With a new year comes limitless—often unrealistic—optimism. “This is my year! I’ll go to the gym every day! I’ll learn a new language by March! I’ll…” And so it goes. Not that setting goals is a bad thing, but making sure aspirations are grounded in reality and goals are kept manageable, will reduce the risk of burnout and make more room for creativity.
At the end of December, Beth Young posted about a trip she had taken to Mexico. The photos, as always, were stunning. She specializes in uplifting, therapeutic images of nature, and the pictures she released were right in her wheelhouse: harmonious colors, soft lines and light, and beautiful tones throughout. The thing that stood out to me the most, however, was her caption. She announced that her goal for the new year was to allow herself to experiment, and release images that pushed the boundaries of her art rather than worry about always creating grandscapes.
In Beth’s words, “My day job is unpredictable, and I often find myself working 50-60 hours a week. Photography is an escape and a creative outlet. The last thing I want to do is stress myself out, when it’s meant to recharge my batteries.”
When Beth first embraced social media, she said there was a feeling of pressure to release content that played to algorithms and engagement. That is a sentiment I’ve heard time and again from a lot of photographers. Instant gratification changes the way our society consumes photographs, and many of us feel pressure to produce content quickly, to produce content that will catch people’s eye, and to garner likes. That goes hand in hand with the dark side of social media where, without even realizing it, people begin comparing themselves to others, or tying self-worth to likes. Thankfully, for Beth Young, that “algorithm pressure” phase has passed.

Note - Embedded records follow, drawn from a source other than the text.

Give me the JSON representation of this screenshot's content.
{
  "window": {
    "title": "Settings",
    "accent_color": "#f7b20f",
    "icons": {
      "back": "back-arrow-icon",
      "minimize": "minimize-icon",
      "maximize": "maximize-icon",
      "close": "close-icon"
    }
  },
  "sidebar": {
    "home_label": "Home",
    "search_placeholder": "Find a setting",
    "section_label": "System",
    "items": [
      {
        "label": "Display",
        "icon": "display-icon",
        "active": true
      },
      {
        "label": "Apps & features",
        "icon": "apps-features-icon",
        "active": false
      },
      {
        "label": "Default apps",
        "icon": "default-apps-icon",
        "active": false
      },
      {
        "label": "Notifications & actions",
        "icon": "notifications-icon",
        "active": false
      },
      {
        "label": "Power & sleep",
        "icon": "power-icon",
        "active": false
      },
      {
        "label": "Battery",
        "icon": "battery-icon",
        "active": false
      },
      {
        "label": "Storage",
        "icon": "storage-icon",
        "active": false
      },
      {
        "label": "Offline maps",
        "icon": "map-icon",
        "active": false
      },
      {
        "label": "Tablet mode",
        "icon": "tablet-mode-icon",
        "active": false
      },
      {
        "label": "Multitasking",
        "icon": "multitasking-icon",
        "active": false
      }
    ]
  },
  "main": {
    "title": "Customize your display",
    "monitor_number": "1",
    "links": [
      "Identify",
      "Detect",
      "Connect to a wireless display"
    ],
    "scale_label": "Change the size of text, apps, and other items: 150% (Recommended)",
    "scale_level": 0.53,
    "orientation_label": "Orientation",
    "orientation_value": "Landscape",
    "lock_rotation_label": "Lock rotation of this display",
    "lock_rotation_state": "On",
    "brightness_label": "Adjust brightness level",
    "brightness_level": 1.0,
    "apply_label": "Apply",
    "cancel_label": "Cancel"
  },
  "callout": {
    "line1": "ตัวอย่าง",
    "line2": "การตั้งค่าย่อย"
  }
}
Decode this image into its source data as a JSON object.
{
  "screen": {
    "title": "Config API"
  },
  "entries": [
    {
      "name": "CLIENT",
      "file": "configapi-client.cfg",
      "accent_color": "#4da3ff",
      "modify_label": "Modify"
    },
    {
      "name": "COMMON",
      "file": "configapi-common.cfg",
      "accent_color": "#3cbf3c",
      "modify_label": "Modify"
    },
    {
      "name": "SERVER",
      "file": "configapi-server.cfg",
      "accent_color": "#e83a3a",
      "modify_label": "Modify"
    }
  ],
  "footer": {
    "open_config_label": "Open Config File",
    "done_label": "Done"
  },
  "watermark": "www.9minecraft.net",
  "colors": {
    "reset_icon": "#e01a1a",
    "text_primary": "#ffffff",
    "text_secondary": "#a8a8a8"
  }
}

Now, she takes breaks from social media and shares her photos when the time is right for her. She is more interested in producing images that make people ask questions and slow down in a more mindful, thoughtful way. Developing connections with like-minded people is more satisfying than any algorithm. Beth said she’d be happy “if I find just one person out there who enjoys viewing my photo and taking the time to read my caption and about my experience making the image.” To that end, she doesn’t see other photographers as competition, since everyone has a unique way of seeing the world. She just enjoys being outdoors and part of a larger community.
By letting go of the desire to compete and the pressure to produce, Beth has freed herself to be creative. She can make art simply for the sake of art. So the question is, what does one do with that kind of freedom?
Beth knows she will be more successful by keeping her photography plans manageable and realistic. She is looking at her new year goals as a loose framework that can be scaled up and down as needed.
She is currently gravitating toward projects that can be done anywhere, like using abstracts or in-camera effects to create her signature soothing, nature images. Her photographic journey in 2022 is more about the experience than the results. The benefits to that are two-fold. First, it will allow her to explore “off the beaten path” locations and find areas that aren’t shot to death. Some days that might look like a weekend trip to a new spot, and other days, it might be a trip to the backyard between work hours.
That freeing mindset will also encourage her to experiment. For example, her trip in late December wasn’t a photography vacation. She and her husband had no expectations going into the trip, especially since they weren’t going to an iconic landscape photography location. As she so succinctly put it, “that made it a lot more fun to experiment and play to create images that conveyed a sense of place, but not in a literal way.”
Another goal Beth mentioned was forgoing her tripod. From day one, most landscape photographers are taught they *must* use a tripod in order to create good images. However, this often limits us, tying us to certain types of scenes. Beth has found that when she is not tethered in place, she is more likely to observe small scenes, and play with things like aperture or shutter speed to convey a mood. Even scenarios where we would typically use a tripod, among other gear, can work if one is willing to leverage their experience.
On Beth’s first day in Mexico, she and her husband went to the beach to watch the sunrise. Instead, they found a billowing thundercloud on the horizon. As she described it, “I had only brought a minimal kit of one lens and a Gorillapod, so I found a flat location on the rocks and set up my camera using this old pier as a foreground element, continuously taking long exposures in the hopes of capturing some lightning. I missed many dramatic lightning bolts between takes and when fumbling with my settings, but managed to get one small bolt as the electrical storm began to die down and as the rising sun cast subtle crepuscular rays in the sky.” By being flexible, and working with the constraints of the gear she carried, Beth still managed to walk away with a satisfying image.
Beth said, “my goals for photography are a direct result of being overworked in 2021, and wanting to ensure that my photography is still compatible with my life circumstances right now.” By being mindful of her own time constraints and limitations, she has created scalable and realistic goals that set her up for a successful year of photography. They can be accomplished whenever and wherever she finds herself. More importantly, her small goals encourage her to be creative and enjoy her art, rather than view it as an obligation. That’s a key component to keeping most resolutions—sticking with a goal is much easier when you love what you’re doing.
So…what are your photographic goals for this year?